With their spaceship falling apart around them and little or no income coming in, Valerian and Laureline find themselves on Rubanis, unable to afford the repairs and unable to leave. Fortunately, all is not lost as they’re offered paid work by a previous acquaintance, the Rubanis Chief Of Police. Although he is pretty much running the planet on his own terms, he wants to know who or what resides at the city’s centre and is willing to pay Valerian and Laureline the danger money to find out.
Rubanis is an advanced world, but bedevilled by corruption, so as the heroes pass through the city’s five distinct circles they face numerous difficulties and dangers, although they do benefit from the local knowledge and guidance of S’Tracks, a somewhat reckless but effective taxi driver. As a planet based on corruption this isn’t ever going to be a smooth ride, and there are other curiosities along the way, such as the shrunken heads and reduced mental capacity of the planet’s elite. The answers lie within that first circle.
We’re hearing much about strong female leads in storytelling recently, but Mézières & Christin have been doing it for decades, making Laureline independent, competent, witty, sarcastic and very capable in the face of danger. Some of the best lines in the last two books are either delivered by her or set up by her. The other thing worth mentioning, although it’s quite obvious if you’ve seen it, is the similarity between this book and the movie The Fifth Element. Mézières worked on the film, supplying concept art from as early as 1991, so there’s a bit of Valerian and Laureline in the movie and, to some degree, a bit of The Fifth Element in The Circles Of Power. Most strikingly, Bruce Willi’s character was originally a factory worker, but after Luc Besson saw the story and art this was changed to a flying taxi driver.

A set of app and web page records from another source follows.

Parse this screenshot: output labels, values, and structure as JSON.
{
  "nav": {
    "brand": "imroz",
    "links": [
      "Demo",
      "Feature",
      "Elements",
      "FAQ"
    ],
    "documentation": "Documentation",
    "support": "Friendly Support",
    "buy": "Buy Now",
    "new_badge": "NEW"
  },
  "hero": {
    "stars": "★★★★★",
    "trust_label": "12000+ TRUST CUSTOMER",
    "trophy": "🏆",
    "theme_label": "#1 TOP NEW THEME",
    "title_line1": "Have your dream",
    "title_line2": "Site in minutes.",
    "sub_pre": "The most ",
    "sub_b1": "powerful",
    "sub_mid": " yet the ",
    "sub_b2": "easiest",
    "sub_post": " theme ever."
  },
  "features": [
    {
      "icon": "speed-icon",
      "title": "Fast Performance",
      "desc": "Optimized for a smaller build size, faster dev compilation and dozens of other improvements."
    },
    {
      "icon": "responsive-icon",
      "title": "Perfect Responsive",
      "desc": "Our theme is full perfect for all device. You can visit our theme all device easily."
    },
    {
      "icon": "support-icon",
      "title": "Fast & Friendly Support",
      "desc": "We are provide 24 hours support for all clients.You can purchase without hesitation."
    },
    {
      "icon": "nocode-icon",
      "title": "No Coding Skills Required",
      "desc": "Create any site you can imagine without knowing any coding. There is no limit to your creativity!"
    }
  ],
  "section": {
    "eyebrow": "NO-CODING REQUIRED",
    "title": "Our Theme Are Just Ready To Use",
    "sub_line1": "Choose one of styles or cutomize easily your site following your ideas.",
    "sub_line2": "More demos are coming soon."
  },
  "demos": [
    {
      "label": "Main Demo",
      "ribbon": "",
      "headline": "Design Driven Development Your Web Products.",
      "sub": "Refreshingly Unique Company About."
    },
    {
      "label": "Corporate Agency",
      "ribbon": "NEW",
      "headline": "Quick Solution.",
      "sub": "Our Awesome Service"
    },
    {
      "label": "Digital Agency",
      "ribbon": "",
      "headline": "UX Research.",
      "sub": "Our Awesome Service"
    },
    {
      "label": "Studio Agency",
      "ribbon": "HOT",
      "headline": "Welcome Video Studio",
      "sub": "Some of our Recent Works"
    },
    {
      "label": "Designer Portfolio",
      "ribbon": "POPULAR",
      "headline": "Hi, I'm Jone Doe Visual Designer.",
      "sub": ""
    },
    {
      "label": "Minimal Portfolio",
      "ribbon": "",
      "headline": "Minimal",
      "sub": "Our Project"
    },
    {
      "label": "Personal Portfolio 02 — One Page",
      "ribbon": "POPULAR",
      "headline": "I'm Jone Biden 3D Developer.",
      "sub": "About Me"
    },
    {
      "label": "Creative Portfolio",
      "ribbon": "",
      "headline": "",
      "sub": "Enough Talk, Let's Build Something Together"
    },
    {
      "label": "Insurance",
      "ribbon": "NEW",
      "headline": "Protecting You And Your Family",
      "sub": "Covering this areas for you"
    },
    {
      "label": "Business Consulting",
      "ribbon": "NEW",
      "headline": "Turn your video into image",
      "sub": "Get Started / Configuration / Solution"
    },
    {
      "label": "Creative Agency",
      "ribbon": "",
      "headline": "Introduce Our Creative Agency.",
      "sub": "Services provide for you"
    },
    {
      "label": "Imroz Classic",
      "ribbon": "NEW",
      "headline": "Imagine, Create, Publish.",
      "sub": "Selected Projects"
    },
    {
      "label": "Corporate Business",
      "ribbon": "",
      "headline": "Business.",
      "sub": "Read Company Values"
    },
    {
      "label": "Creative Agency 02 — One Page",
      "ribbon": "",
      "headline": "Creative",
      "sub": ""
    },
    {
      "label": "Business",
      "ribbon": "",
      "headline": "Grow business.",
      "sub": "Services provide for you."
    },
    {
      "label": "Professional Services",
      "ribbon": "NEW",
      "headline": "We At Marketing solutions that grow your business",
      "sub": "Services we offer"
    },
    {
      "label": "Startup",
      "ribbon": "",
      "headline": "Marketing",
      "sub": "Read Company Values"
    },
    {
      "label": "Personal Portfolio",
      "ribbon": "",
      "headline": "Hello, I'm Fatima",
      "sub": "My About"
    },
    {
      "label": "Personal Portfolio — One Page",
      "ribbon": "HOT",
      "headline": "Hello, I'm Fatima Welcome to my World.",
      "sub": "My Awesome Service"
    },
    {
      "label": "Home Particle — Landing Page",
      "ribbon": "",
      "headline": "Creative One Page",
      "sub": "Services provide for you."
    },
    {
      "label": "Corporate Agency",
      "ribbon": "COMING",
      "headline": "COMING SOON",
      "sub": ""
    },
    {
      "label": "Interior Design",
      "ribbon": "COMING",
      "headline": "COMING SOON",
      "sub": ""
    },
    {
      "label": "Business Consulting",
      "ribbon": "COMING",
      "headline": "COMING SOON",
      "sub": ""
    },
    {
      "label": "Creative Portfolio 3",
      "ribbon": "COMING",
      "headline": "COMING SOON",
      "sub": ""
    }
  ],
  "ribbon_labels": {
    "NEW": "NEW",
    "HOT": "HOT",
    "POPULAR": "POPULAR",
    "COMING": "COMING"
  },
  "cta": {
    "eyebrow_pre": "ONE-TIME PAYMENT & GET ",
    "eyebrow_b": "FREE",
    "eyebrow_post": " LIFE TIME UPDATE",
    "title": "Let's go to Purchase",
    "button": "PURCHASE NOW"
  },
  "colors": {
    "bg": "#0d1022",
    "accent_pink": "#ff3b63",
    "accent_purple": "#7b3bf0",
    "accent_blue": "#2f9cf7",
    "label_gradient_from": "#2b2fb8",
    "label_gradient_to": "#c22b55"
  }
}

This is certainly a pivotal book in the series, and may well work as a good jumping on point. Whether you opt to do that or not, you’ll definitely be needing to hop back to the beginning and delve into these books from the start. It’s a richly realised vision of the future, constantly inventive and happy to explore unusual and outlandish concepts, which is precisely what it makes it a consistently fresh read.
And if you liked that: Book 16 on its way soon, but check out them all at www.cinebook.com